[Extracted entries — start]

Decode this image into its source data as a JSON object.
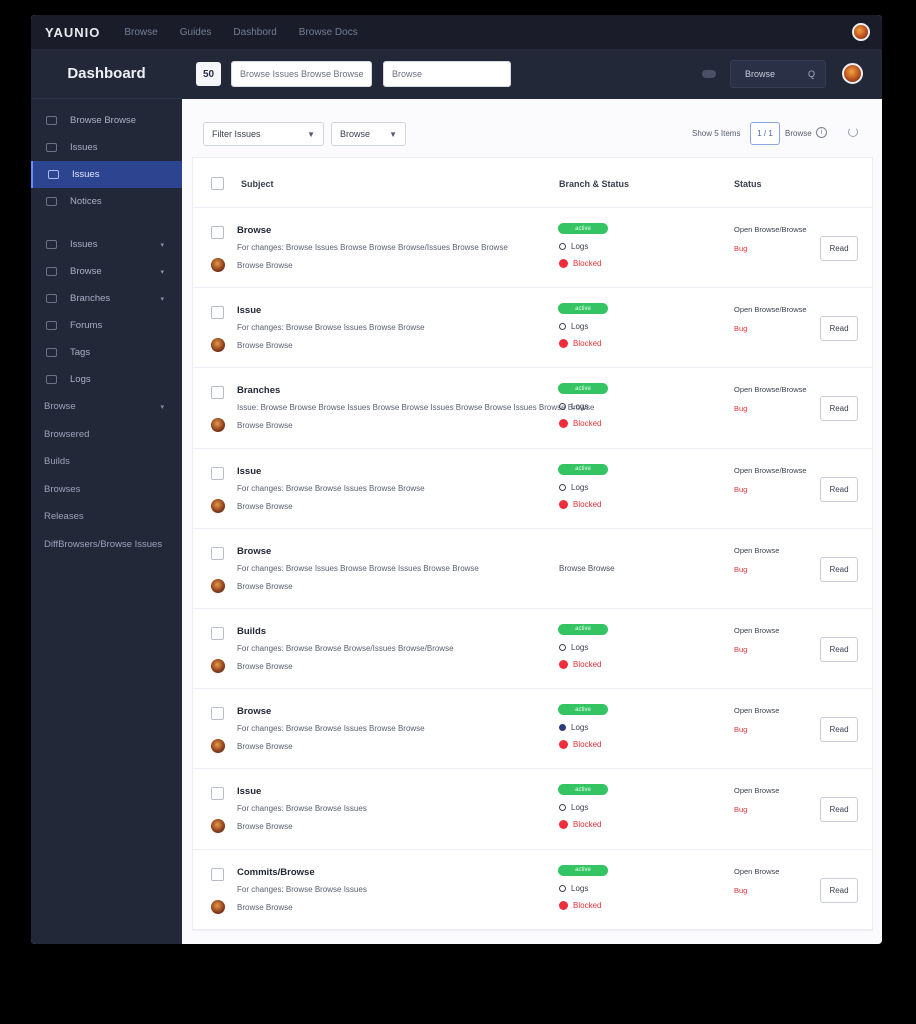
{
  "app": {
    "brand": "YAUNIO",
    "topnav": [
      "Browse",
      "Guides",
      "Dashbord",
      "Browse Docs"
    ]
  },
  "sidebar": {
    "title": "Dashboard",
    "items": [
      {
        "label": "Browse Browse"
      },
      {
        "label": "Issues"
      },
      {
        "label": "Issues",
        "active": true
      },
      {
        "label": "Notices"
      }
    ],
    "items2": [
      {
        "label": "Issues",
        "arrow": "▾"
      },
      {
        "label": "Browse",
        "arrow": "▾"
      },
      {
        "label": "Branches",
        "arrow": "▾"
      },
      {
        "label": "Forums"
      },
      {
        "label": "Tags"
      },
      {
        "label": "Logs"
      }
    ],
    "text_items": [
      {
        "label": "Browse",
        "arrow": "▾"
      },
      {
        "label": "Browsered"
      },
      {
        "label": "Builds"
      },
      {
        "label": "Browses"
      },
      {
        "label": "Releases"
      },
      {
        "label": "DiffBrowsers/Browse Issues"
      }
    ]
  },
  "header": {
    "button_label": "50",
    "input_a_placeholder": "Browse Issues Browse Browse",
    "input_b_placeholder": "Browse",
    "select_label": "Browse",
    "select_caret": "Q"
  },
  "filters": {
    "dropdown_a": "Filter Issues",
    "dropdown_b": "Browse",
    "pager_label": "Show 5 Items",
    "pager_value": "1 / 1",
    "pager_next": "Browse",
    "info_glyph": "i"
  },
  "table": {
    "columns": [
      "Subject",
      "Branch & Status",
      "Status"
    ],
    "action_label": "Read",
    "rows": [
      {
        "title": "Browse",
        "desc": "For changes: Browse Issues Browse Browse Browse/Issues Browse Browse",
        "author": "Browse Browse",
        "pill": "active",
        "status1": "Logs",
        "status2": "Blocked",
        "meta": "Open Browse/Browse",
        "meta_red": "Bug"
      },
      {
        "title": "Issue",
        "desc": "For changes: Browse Browse Issues Browse Browse",
        "author": "Browse Browse",
        "pill": "active",
        "status1": "Logs",
        "status2": "Blocked",
        "meta": "Open Browse/Browse",
        "meta_red": "Bug"
      },
      {
        "title": "Branches",
        "desc": "Issue: Browse Browse Browse Issues Browse Browse Issues Browse Browse Issues Browse Browse",
        "author": "Browse Browse",
        "pill": "active",
        "status1": "Logs",
        "status2": "Blocked",
        "meta": "Open Browse/Browse",
        "meta_red": "Bug"
      },
      {
        "title": "Issue",
        "desc": "For changes: Browse Browse Issues Browse Browse",
        "author": "Browse Browse",
        "pill": "active",
        "status1": "Logs",
        "status2": "Blocked",
        "meta": "Open Browse/Browse",
        "meta_red": "Bug"
      },
      {
        "title": "Browse",
        "desc": "For changes: Browse Issues Browse Browse Issues Browse Browse",
        "author": "Browse Browse",
        "pill": "",
        "status1": "",
        "status2": "",
        "plain": "Browse Browse",
        "meta": "Open Browse",
        "meta_red": "Bug"
      },
      {
        "title": "Builds",
        "desc": "For changes: Browse Browse Browse/Issues Browse/Browse",
        "author": "Browse Browse",
        "pill": "active",
        "status1": "Logs",
        "status2": "Blocked",
        "meta": "Open Browse",
        "meta_red": "Bug"
      },
      {
        "title": "Browse",
        "desc": "For changes: Browse Browse Issues Browse Browse",
        "author": "Browse Browse",
        "pill": "active",
        "status1": "Logs",
        "status2": "Blocked",
        "dot_blue": true,
        "meta": "Open Browse",
        "meta_red": "Bug"
      },
      {
        "title": "Issue",
        "desc": "For changes: Browse Browse Issues",
        "author": "Browse Browse",
        "pill": "active",
        "status1": "Logs",
        "status2": "Blocked",
        "meta": "Open Browse",
        "meta_red": "Bug"
      },
      {
        "title": "Commits/Browse",
        "desc": "For changes: Browse Browse Issues",
        "author": "Browse Browse",
        "pill": "active",
        "status1": "Logs",
        "status2": "Blocked",
        "meta": "Open Browse",
        "meta_red": "Bug"
      }
    ]
  },
  "colors": {
    "sidebar_bg": "#232839",
    "accent_active": "#2d4491",
    "pill_green": "#34c463",
    "status_red": "#ee2e3a"
  }
}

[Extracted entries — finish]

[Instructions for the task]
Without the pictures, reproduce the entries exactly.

[Exercise answer]
Decode this image into its source data as a JSON object.
{
  "app": {
    "brand": "YAUNIO",
    "topnav": [
      "Browse",
      "Guides",
      "Dashbord",
      "Browse Docs"
    ]
  },
  "sidebar": {
    "title": "Dashboard",
    "items": [
      {
        "label": "Browse Browse"
      },
      {
        "label": "Issues"
      },
      {
        "label": "Issues",
        "active": true
      },
      {
        "label": "Notices"
      }
    ],
    "items2": [
      {
        "label": "Issues",
        "arrow": "▾"
      },
      {
        "label": "Browse",
        "arrow": "▾"
      },
      {
        "label": "Branches",
        "arrow": "▾"
      },
      {
        "label": "Forums"
      },
      {
        "label": "Tags"
      },
      {
        "label": "Logs"
      }
    ],
    "text_items": [
      {
        "label": "Browse",
        "arrow": "▾"
      },
      {
        "label": "Browsered"
      },
      {
        "label": "Builds"
      },
      {
        "label": "Browses"
      },
      {
        "label": "Releases"
      },
      {
        "label": "DiffBrowsers/Browse Issues"
      }
    ]
  },
  "header": {
    "button_label": "50",
    "input_a_placeholder": "Browse Issues Browse Browse",
    "input_b_placeholder": "Browse",
    "select_label": "Browse",
    "select_caret": "Q"
  },
  "filters": {
    "dropdown_a": "Filter Issues",
    "dropdown_b": "Browse",
    "pager_label": "Show 5 Items",
    "pager_value": "1 / 1",
    "pager_next": "Browse",
    "info_glyph": "i"
  },
  "table": {
    "columns": [
      "Subject",
      "Branch & Status",
      "Status"
    ],
    "action_label": "Read",
    "rows": [
      {
        "title": "Browse",
        "desc": "For changes: Browse Issues Browse Browse Browse/Issues Browse Browse",
        "author": "Browse Browse",
        "pill": "active",
        "status1": "Logs",
        "status2": "Blocked",
        "meta": "Open Browse/Browse",
        "meta_red": "Bug"
      },
      {
        "title": "Issue",
        "desc": "For changes: Browse Browse Issues Browse Browse",
        "author": "Browse Browse",
        "pill": "active",
        "status1": "Logs",
        "status2": "Blocked",
        "meta": "Open Browse/Browse",
        "meta_red": "Bug"
      },
      {
        "title": "Branches",
        "desc": "Issue: Browse Browse Browse Issues Browse Browse Issues Browse Browse Issues Browse Browse",
        "author": "Browse Browse",
        "pill": "active",
        "status1": "Logs",
        "status2": "Blocked",
        "meta": "Open Browse/Browse",
        "meta_red": "Bug"
      },
      {
        "title": "Issue",
        "desc": "For changes: Browse Browse Issues Browse Browse",
        "author": "Browse Browse",
        "pill": "active",
        "status1": "Logs",
        "status2": "Blocked",
        "meta": "Open Browse/Browse",
        "meta_red": "Bug"
      },
      {
        "title": "Browse",
        "desc": "For changes: Browse Issues Browse Browse Issues Browse Browse",
        "author": "Browse Browse",
        "pill": "",
        "status1": "",
        "status2": "",
        "plain": "Browse Browse",
        "meta": "Open Browse",
        "meta_red": "Bug"
      },
      {
        "title": "Builds",
        "desc": "For changes: Browse Browse Browse/Issues Browse/Browse",
        "author": "Browse Browse",
        "pill": "active",
        "status1": "Logs",
        "status2": "Blocked",
        "meta": "Open Browse",
        "meta_red": "Bug"
      },
      {
        "title": "Browse",
        "desc": "For changes: Browse Browse Issues Browse Browse",
        "author": "Browse Browse",
        "pill": "active",
        "status1": "Logs",
        "status2": "Blocked",
        "dot_blue": true,
        "meta": "Open Browse",
        "meta_red": "Bug"
      },
      {
        "title": "Issue",
        "desc": "For changes: Browse Browse Issues",
        "author": "Browse Browse",
        "pill": "active",
        "status1": "Logs",
        "status2": "Blocked",
        "meta": "Open Browse",
        "meta_red": "Bug"
      },
      {
        "title": "Commits/Browse",
        "desc": "For changes: Browse Browse Issues",
        "author": "Browse Browse",
        "pill": "active",
        "status1": "Logs",
        "status2": "Blocked",
        "meta": "Open Browse",
        "meta_red": "Bug"
      }
    ]
  },
  "colors": {
    "sidebar_bg": "#232839",
    "accent_active": "#2d4491",
    "pill_green": "#34c463",
    "status_red": "#ee2e3a"
  }
}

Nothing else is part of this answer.